## Task objective
Working through the entries below, find how many lines include "this", then write only that number.

## Given entries

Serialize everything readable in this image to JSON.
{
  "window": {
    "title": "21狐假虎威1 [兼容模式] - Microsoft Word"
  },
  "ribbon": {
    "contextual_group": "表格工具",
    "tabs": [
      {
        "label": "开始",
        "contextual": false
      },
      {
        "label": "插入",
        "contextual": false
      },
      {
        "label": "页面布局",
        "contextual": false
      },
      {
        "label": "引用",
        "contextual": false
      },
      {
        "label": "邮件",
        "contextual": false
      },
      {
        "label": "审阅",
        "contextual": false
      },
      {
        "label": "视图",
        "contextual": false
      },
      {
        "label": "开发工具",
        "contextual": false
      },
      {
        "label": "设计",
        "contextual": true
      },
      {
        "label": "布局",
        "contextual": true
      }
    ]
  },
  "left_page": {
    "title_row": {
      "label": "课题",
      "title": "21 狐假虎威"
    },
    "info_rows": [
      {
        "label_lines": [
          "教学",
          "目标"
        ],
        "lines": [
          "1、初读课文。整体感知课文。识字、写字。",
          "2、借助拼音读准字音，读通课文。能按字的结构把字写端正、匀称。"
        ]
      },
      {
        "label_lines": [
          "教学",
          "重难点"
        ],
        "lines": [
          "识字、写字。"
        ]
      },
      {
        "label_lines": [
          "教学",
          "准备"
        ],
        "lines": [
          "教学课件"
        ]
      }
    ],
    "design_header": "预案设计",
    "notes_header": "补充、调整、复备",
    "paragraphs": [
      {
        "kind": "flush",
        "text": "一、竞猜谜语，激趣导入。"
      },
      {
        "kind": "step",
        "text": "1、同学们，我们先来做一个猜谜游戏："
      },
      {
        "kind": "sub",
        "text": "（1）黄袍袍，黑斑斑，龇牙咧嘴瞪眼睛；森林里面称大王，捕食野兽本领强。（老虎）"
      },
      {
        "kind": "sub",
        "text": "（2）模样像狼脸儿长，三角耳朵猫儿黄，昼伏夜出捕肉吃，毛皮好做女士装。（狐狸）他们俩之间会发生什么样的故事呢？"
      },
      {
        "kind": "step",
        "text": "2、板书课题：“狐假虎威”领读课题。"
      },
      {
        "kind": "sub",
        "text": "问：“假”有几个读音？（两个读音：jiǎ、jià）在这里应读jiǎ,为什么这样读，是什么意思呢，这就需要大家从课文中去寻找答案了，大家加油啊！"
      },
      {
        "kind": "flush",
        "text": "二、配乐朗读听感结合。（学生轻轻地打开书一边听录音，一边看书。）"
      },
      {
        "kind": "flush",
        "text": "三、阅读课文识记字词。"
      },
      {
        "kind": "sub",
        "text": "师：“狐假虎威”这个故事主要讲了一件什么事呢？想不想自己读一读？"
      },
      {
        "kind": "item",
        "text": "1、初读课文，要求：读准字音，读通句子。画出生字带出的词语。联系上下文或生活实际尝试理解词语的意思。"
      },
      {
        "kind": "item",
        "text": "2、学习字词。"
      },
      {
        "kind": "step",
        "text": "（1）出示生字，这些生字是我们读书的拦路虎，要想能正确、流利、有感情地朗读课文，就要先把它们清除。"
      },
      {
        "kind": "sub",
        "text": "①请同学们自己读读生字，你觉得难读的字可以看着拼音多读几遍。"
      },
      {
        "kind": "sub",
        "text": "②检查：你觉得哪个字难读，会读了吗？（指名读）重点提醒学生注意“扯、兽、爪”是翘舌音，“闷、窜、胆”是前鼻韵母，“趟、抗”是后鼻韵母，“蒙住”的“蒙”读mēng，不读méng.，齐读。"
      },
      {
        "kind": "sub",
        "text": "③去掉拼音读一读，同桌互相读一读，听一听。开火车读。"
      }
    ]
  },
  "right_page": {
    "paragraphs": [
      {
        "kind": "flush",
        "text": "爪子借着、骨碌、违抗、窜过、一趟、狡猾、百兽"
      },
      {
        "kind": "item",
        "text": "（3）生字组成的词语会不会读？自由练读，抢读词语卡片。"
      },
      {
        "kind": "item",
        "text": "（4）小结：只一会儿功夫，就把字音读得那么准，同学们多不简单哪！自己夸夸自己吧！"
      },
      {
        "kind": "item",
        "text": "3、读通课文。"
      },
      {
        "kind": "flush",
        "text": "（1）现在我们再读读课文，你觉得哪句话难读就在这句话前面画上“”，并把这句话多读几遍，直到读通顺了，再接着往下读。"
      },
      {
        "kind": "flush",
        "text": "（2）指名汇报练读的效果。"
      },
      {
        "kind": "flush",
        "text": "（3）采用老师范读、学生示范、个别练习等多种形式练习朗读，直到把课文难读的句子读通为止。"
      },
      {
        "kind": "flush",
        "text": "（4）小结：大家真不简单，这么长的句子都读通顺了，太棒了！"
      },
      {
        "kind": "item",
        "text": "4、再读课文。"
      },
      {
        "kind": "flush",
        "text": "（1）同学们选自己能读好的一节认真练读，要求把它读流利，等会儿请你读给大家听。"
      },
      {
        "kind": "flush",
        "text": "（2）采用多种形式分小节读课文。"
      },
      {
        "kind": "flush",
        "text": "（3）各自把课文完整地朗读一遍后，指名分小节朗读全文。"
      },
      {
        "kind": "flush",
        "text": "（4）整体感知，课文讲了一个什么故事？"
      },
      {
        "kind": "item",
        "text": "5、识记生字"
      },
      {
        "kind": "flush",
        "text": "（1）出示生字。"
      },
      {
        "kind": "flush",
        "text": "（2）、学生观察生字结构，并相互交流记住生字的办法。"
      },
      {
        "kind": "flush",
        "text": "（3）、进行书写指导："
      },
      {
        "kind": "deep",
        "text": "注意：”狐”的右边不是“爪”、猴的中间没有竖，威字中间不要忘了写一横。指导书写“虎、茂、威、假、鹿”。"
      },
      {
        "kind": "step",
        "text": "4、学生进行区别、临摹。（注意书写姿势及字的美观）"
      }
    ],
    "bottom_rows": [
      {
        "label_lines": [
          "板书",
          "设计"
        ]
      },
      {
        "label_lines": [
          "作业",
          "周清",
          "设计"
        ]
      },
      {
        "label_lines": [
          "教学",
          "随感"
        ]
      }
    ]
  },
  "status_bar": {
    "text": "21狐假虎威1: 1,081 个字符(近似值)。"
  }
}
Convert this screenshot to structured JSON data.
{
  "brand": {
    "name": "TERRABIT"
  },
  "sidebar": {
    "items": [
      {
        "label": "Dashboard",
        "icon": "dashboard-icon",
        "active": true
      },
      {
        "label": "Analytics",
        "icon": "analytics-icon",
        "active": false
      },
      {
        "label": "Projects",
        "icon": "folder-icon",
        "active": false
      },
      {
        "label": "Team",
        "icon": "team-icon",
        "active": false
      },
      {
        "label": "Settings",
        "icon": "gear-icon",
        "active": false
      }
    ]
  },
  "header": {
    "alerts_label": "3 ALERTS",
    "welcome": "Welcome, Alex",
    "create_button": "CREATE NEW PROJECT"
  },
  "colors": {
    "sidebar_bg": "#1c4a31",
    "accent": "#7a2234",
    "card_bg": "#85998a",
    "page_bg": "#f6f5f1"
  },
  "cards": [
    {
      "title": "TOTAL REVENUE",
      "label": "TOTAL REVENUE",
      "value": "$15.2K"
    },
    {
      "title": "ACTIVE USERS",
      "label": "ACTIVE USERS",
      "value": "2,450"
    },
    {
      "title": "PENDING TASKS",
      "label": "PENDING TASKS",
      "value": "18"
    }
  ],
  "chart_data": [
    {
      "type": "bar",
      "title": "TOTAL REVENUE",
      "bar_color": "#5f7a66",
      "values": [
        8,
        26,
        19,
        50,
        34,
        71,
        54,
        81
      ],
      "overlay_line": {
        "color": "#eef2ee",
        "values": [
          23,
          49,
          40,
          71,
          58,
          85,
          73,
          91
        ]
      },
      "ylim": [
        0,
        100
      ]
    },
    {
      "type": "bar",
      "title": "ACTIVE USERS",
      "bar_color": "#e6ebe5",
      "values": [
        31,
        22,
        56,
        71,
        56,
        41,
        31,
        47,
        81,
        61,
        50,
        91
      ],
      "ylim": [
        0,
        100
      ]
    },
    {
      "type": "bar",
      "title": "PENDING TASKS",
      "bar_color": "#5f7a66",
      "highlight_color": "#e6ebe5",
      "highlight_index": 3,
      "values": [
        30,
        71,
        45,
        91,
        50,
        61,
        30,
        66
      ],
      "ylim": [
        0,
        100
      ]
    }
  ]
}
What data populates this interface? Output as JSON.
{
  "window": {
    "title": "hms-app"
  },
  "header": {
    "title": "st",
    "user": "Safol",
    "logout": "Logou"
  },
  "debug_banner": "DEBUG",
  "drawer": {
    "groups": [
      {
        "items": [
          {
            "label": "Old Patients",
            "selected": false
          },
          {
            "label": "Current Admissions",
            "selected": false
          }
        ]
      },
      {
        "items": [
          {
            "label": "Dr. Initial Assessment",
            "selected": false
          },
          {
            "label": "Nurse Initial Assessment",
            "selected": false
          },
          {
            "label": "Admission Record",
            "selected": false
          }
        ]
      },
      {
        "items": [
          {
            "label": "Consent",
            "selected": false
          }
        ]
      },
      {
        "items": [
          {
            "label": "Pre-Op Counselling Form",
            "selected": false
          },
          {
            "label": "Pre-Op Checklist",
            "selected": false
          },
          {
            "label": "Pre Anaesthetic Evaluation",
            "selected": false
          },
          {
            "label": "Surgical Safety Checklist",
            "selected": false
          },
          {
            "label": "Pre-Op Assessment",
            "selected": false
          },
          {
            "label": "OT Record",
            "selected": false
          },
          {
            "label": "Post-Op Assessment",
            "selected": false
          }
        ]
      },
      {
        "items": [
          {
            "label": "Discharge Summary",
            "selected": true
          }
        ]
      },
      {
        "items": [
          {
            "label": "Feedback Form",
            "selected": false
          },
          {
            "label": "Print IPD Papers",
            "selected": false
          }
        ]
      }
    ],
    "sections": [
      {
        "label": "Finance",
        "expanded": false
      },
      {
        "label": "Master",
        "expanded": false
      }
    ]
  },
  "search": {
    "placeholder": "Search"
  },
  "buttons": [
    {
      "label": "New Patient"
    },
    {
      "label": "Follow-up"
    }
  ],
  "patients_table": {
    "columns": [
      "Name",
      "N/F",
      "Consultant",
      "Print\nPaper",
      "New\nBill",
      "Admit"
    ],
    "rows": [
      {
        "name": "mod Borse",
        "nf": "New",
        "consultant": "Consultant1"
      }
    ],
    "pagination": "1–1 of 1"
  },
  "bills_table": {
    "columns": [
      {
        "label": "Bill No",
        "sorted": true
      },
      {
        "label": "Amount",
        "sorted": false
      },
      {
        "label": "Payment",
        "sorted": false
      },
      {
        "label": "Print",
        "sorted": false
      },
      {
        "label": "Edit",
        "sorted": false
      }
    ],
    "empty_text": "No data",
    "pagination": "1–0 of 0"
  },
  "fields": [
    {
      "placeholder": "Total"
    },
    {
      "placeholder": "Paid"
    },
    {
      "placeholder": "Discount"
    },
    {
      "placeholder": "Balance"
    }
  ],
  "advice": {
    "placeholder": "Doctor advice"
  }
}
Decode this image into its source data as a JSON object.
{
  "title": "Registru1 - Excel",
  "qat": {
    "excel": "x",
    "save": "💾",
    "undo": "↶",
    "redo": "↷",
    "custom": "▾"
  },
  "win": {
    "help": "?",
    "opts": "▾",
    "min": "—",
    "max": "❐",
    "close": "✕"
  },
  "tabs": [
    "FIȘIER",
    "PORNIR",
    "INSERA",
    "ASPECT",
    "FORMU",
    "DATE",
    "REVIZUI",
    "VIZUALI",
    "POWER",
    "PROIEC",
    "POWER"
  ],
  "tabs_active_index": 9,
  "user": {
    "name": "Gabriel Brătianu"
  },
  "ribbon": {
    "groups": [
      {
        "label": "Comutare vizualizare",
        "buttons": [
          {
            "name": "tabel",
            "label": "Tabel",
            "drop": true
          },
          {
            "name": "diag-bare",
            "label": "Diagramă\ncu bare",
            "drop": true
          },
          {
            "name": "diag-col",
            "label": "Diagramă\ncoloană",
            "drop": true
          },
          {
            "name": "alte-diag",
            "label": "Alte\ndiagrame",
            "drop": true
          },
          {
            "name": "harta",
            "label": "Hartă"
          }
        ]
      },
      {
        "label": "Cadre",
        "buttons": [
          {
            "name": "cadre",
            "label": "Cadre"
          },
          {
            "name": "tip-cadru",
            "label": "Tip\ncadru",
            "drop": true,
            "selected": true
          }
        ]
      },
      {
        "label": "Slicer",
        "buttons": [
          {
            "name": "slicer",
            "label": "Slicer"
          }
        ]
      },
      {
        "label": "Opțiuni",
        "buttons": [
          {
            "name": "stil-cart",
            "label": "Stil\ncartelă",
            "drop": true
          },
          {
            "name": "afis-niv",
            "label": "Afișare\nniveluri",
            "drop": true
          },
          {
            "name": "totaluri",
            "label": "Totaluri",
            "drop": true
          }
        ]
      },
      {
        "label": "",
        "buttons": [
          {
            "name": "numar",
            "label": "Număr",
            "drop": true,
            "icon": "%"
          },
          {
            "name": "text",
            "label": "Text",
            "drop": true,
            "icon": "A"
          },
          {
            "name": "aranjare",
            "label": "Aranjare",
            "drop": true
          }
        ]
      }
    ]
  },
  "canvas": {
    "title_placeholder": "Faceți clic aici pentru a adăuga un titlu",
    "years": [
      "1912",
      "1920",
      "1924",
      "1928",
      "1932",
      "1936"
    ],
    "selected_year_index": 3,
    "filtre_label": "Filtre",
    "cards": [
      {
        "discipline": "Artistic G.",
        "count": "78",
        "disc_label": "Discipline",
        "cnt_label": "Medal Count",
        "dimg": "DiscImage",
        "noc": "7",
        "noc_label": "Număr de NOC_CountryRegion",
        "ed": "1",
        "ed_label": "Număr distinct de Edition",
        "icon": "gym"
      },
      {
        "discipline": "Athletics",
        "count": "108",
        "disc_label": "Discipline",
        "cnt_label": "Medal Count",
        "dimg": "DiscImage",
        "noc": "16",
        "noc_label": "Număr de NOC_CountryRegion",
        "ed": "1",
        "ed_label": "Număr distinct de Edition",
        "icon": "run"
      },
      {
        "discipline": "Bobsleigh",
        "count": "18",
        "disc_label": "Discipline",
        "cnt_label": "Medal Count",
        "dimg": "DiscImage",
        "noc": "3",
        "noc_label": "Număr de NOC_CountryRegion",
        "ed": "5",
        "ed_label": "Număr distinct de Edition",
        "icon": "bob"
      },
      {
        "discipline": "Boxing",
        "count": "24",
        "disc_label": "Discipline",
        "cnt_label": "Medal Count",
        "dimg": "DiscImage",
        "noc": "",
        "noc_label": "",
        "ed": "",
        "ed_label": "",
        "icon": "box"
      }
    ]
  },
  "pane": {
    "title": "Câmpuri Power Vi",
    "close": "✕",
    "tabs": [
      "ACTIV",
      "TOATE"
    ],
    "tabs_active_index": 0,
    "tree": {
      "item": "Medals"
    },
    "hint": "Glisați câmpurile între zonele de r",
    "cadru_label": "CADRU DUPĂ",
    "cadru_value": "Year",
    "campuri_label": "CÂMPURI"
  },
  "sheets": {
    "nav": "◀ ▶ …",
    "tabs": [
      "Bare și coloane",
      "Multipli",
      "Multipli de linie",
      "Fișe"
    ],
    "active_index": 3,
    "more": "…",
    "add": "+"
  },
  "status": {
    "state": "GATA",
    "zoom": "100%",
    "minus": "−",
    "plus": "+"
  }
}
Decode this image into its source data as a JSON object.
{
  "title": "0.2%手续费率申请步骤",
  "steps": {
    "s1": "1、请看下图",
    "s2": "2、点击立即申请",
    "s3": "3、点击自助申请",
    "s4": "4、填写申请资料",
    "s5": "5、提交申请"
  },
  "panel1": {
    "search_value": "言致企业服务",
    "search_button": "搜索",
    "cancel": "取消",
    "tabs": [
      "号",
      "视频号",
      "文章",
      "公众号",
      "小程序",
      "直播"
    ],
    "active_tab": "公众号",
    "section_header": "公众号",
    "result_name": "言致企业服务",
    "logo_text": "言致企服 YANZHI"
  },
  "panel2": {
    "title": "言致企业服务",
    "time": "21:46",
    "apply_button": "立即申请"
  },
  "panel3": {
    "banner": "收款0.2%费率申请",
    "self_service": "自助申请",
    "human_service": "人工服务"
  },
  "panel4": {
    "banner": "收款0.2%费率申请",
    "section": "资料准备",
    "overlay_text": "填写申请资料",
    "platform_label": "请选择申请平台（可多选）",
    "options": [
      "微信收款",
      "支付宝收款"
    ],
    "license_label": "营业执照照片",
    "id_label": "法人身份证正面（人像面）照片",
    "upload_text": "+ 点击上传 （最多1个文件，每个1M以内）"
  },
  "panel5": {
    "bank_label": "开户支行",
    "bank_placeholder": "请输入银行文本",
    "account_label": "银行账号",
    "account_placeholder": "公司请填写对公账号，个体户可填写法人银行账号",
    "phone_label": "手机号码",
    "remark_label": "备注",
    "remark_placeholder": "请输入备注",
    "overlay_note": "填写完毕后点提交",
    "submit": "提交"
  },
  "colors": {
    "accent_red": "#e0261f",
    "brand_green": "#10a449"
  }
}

## Exercise output
5